Latest Memo Pad Articles
- Heather A. Vandenberghe Resigns at Tommy Hilfiger
- Gina Sanders Takes On New Role at Condé Nast
- Karl Lagerfeld Reveals First Spring Campaign Images with Kendall Jenner
More Articles By
BUILDING A NEW MODEL: “The format of choice for consumers is still print,” Condé Nast president Bob Sauerberg explained Wednesday morning. And so it is for Condé.
Apps, Web sites, tablets? They’re all dandy, showing some “real growth potential,” in Sauerberg’s words. But they’re no match for the dollars coming out of traditional magazine subscriptions.
“A lot of what we’ve done has been focused on making sure that we have a business in digital that looks like print, and that we become agnostic to consumer preferences,” he said.
Sauerberg, speaking at the PaidContent conference in Manhattan, spent the early half of Wednesday previewing the publisher’s plan to change the way readers consume and subscribe to its magazines. He said more formal plans will be fully revealed this summer.
The publisher intends to offer tiered or bundled subscriptions in the future, he said, each with access to different products, from online archives to what he described as “branded experiences.”
For instance, the publisher is exploring how to “productize” magazines’ archives, now mostly available digitally to print and tablet subscribers.
“Over time we expect [readers] will be paying more and getting more content from us,” he said.
With the focus on bulking up subscriptions, Condé’s digital products, he said, serve as a “gateway to our brand.”
They allow the publisher “to transition the way we create consumer offerings, bundles and different subscription products.”
“We’re all fighting for game discoverability,” Sauerberg said. “What all content makers need to get behind is the different ways you can find our content.”
Sauerberg’s mantra since becoming president has been balance, narrowing the gap between consumer and advertising revenue. To that extent, he’s sought out alternative revenue streams from e-commerce, licensing and, through the new entertainment division, movie and television projects. Created eight months ago, he has high hopes for the entertainment division’s Dawn Ostroff and her team.
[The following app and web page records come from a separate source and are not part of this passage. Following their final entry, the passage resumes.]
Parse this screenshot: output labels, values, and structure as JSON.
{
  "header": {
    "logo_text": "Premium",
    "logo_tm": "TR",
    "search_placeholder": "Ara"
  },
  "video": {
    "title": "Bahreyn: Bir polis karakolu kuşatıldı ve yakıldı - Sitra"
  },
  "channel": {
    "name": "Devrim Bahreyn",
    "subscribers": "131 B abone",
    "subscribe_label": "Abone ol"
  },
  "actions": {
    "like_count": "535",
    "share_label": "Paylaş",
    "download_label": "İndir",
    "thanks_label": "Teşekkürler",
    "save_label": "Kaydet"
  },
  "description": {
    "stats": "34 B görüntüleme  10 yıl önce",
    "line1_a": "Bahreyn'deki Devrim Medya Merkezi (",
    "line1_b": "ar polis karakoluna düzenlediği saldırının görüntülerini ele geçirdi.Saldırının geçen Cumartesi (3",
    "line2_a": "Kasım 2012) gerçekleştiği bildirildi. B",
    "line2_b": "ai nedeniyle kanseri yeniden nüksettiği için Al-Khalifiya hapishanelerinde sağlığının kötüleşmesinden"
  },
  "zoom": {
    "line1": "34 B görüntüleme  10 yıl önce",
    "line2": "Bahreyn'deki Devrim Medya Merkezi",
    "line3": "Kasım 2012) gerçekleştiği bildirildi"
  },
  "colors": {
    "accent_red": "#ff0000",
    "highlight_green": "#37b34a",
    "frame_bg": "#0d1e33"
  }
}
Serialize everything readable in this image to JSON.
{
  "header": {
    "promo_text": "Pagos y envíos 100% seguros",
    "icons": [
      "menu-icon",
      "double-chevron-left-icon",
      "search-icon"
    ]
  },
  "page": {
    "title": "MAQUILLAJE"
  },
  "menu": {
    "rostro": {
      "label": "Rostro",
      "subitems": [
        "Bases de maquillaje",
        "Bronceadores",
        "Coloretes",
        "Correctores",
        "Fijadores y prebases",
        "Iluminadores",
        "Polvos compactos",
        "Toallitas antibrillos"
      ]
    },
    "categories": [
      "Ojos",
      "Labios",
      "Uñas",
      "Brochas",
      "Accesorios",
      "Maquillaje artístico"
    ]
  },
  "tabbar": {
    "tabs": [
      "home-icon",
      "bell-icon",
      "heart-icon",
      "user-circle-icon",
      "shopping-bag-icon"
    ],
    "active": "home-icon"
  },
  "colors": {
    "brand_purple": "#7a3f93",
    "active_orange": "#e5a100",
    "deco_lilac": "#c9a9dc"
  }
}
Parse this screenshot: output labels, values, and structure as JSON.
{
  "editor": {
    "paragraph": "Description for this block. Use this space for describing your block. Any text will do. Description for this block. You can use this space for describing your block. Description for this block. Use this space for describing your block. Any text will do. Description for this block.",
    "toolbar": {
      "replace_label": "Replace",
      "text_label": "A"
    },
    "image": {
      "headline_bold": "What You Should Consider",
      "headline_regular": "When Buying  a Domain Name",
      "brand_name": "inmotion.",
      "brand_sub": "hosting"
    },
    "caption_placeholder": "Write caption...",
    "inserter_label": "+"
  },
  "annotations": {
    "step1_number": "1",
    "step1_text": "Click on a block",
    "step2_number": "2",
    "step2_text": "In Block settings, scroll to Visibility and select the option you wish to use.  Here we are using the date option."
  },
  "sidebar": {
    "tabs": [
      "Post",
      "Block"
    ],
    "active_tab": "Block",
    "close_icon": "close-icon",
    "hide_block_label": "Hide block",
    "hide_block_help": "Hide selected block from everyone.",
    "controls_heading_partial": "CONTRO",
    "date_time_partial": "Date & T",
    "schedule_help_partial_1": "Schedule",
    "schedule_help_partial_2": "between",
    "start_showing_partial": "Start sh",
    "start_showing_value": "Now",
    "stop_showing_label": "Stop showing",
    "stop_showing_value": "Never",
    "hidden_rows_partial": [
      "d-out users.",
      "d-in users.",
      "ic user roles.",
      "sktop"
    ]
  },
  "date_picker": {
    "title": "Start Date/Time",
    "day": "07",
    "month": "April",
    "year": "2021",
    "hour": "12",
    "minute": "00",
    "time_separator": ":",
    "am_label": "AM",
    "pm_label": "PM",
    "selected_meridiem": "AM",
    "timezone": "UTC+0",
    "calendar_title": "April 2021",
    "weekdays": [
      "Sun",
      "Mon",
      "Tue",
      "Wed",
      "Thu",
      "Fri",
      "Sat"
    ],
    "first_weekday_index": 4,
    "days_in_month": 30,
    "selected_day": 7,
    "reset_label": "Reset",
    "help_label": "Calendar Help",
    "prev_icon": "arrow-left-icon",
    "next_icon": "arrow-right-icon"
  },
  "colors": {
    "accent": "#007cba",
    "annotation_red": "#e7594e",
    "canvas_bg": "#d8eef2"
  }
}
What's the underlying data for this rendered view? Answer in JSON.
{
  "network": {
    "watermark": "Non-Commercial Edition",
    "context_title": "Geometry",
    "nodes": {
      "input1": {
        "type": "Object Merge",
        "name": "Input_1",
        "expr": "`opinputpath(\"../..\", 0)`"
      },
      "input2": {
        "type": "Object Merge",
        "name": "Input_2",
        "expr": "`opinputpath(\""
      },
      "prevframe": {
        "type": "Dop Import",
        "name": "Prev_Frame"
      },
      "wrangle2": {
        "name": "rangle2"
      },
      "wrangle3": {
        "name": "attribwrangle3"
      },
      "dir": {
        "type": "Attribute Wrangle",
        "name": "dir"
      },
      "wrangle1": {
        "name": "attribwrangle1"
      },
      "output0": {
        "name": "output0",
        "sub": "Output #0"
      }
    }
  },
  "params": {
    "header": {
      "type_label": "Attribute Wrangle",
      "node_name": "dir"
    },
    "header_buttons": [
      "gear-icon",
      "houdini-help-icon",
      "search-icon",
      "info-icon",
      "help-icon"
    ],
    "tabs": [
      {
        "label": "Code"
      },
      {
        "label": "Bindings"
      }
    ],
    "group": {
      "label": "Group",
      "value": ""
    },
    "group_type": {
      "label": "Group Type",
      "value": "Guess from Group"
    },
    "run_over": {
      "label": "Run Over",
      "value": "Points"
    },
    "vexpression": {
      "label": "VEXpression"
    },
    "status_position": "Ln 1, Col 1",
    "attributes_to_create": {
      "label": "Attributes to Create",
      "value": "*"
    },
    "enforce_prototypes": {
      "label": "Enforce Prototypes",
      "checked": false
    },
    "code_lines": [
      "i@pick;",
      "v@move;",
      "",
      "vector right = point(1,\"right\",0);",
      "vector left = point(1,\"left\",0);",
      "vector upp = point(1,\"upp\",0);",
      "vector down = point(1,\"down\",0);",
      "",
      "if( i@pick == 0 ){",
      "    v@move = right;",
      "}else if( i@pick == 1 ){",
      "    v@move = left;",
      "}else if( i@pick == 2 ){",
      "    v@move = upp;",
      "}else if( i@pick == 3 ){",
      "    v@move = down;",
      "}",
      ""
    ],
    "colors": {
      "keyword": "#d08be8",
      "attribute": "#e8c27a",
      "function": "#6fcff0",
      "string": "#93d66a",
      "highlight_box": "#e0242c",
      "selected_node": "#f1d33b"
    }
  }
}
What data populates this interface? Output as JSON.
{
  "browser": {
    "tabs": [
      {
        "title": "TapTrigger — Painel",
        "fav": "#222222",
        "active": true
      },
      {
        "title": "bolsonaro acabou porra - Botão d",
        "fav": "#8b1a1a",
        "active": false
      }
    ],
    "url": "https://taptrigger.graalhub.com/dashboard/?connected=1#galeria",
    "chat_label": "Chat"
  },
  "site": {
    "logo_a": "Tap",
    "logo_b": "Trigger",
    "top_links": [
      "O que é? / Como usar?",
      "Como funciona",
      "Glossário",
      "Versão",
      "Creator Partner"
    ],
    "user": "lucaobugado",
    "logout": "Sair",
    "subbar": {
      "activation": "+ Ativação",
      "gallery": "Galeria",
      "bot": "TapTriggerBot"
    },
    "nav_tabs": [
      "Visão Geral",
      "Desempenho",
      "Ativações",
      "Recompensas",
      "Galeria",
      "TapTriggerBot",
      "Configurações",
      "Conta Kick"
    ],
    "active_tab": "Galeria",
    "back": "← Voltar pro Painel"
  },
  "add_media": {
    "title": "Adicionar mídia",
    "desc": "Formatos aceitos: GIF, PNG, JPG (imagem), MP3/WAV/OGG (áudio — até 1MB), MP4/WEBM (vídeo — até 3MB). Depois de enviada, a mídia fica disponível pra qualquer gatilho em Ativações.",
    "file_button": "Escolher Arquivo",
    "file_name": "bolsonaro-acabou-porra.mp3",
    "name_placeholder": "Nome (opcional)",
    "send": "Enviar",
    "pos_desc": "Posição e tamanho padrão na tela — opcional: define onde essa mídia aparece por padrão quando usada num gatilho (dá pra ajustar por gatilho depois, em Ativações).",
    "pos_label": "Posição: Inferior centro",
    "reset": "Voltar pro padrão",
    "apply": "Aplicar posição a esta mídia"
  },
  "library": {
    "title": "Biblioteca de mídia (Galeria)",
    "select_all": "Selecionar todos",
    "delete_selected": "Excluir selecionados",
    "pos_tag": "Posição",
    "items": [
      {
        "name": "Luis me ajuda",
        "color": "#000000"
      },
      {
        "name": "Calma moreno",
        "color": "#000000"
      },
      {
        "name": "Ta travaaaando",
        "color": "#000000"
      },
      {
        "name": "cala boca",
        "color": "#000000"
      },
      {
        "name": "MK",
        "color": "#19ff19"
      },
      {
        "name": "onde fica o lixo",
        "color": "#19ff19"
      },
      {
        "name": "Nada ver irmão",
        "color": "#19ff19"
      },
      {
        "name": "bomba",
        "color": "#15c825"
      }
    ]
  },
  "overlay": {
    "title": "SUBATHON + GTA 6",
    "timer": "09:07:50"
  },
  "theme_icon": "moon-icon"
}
“We have a chance to really build a big business taking branded and unbranded content, the access our editors have to talent, building on the DNA of who we are and build a terrific high-quality video business for us,” Sauerberg said.